Looking for reinforced concrete products for a construction project? You might want to consider using fiber reinforced concrete (FRC). Adding fibers from various materials to concrete during the mixing process creates a durable and evenly reinforced concrete product.
Although FRC doesn’t replace moment resisting or steel reinforcement, it is still effectively provides additional reinforcement, durability, tensile strength, and reducing crack formations. For more information on the best concrete products for your project, consult your local concrete experts.
What is Fiber Reinforced Concrete?
FRC is a concrete product, reinforced structurally by added fibrous materials that improve strength and integrity. FRC is a composite material mixture of cement, mortar, or concrete and short fibers that are discontinuous, discrete, and dispersed uniformly. Depending on the project, the FRC may use different fibers, including:

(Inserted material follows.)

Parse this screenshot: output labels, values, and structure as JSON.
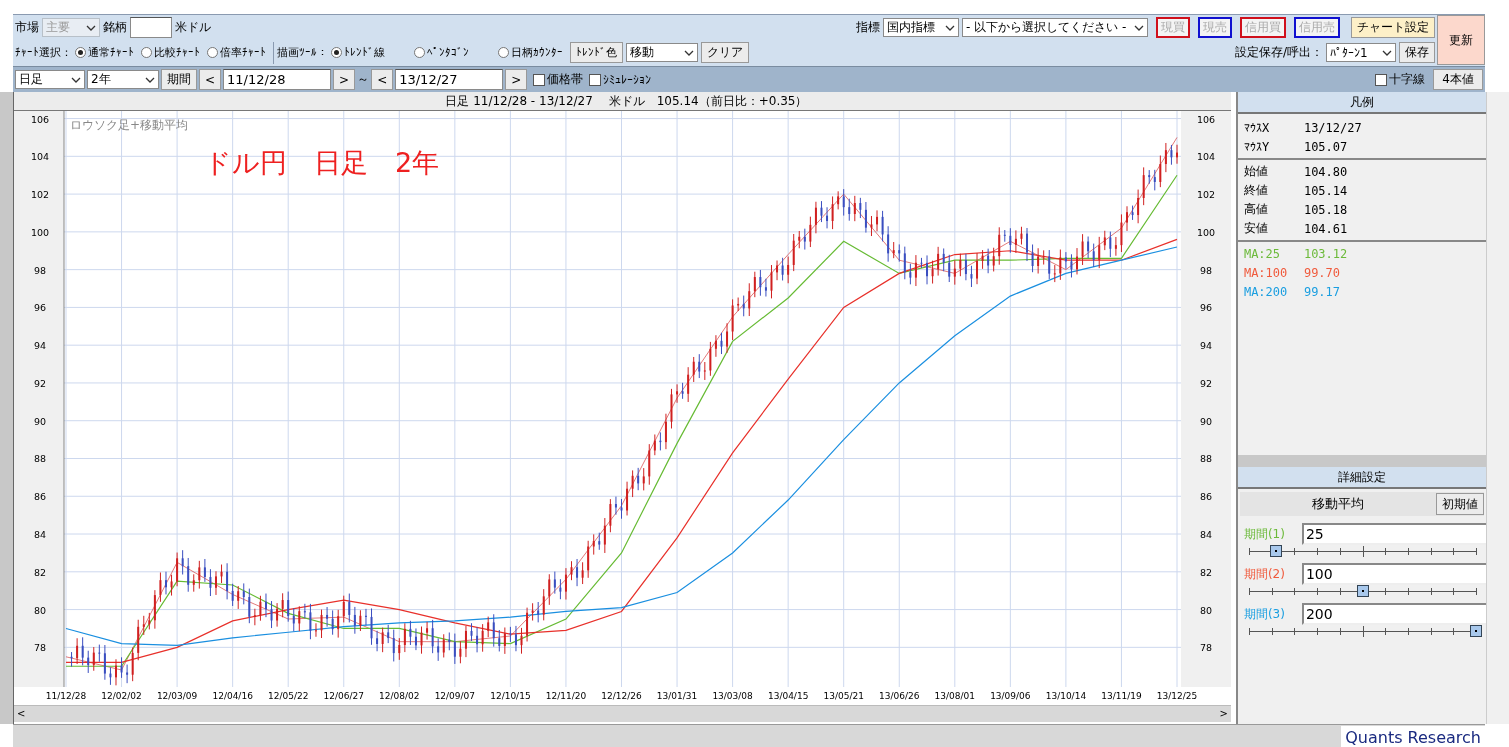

- Glass fibers;
- Natural fibers;
- Steel fibers (the most common, durable, and widely available); and
- Synthetic fibers (plastics and hybrids).
Typically, most fibers are flat or circular, and are described by their aspect ratio, or the ratio of the fiber’s length to its diameter. The volume fraction (Vf) is the percentage of fibers in a concrete mix, a percentage of the total volume of the composite mixture of concrete and fibers. Typical Vf values range from 0.1 to 3%. The various characteristics of fibers and FRC perform well for specific concrete applications.
Using FRC in Construction
Many projects benefit from the use of FRC, with different fiber materials and characteristics being suitable for specific applications. FRC is normally used for a variety of construction projects, including:
- Floors (on-ground),
- Industrial flooring,
- Fire resistant structures,
- Slender structures,
- Sprayed concrete, and,
- Mortar applications.
Benefits of Using FRC
FRC is often less expensive than hand-tied rebar, but still increases the tensile strength of concrete—how resistant a material is to breaking under tension. Fiber reinforced concrete also:
- Reduces plastic shrinkage cracking and drying shrinkage cracking;
- Decreases permeability of concrete, so water won’t bleed out;
- Is resistant to abrasion, impact, and shattering;
- Is resistant to creep (especially when using glass and graphite fibers); and,
- Reduces air and water voids.
Fiber reinforcement protects concrete from various stresses at different stages of the curing/hardening process. Fibers help reduce early stage cracking for the first 10 hours after pouring. In fact, in the first two days, fibers can reduce cracks caused by restraint or temperature stresses. And after the first month (or 28 days), FRC can absorb and disperse forces from external loads.
For advice on mixing fiber reinforced concrete, or to have it mixed by the pros and delivered to your construction site, contact the concrete product experts. They can help you decide which fiber material is best for your concrete project and ensure excellent concrete performance.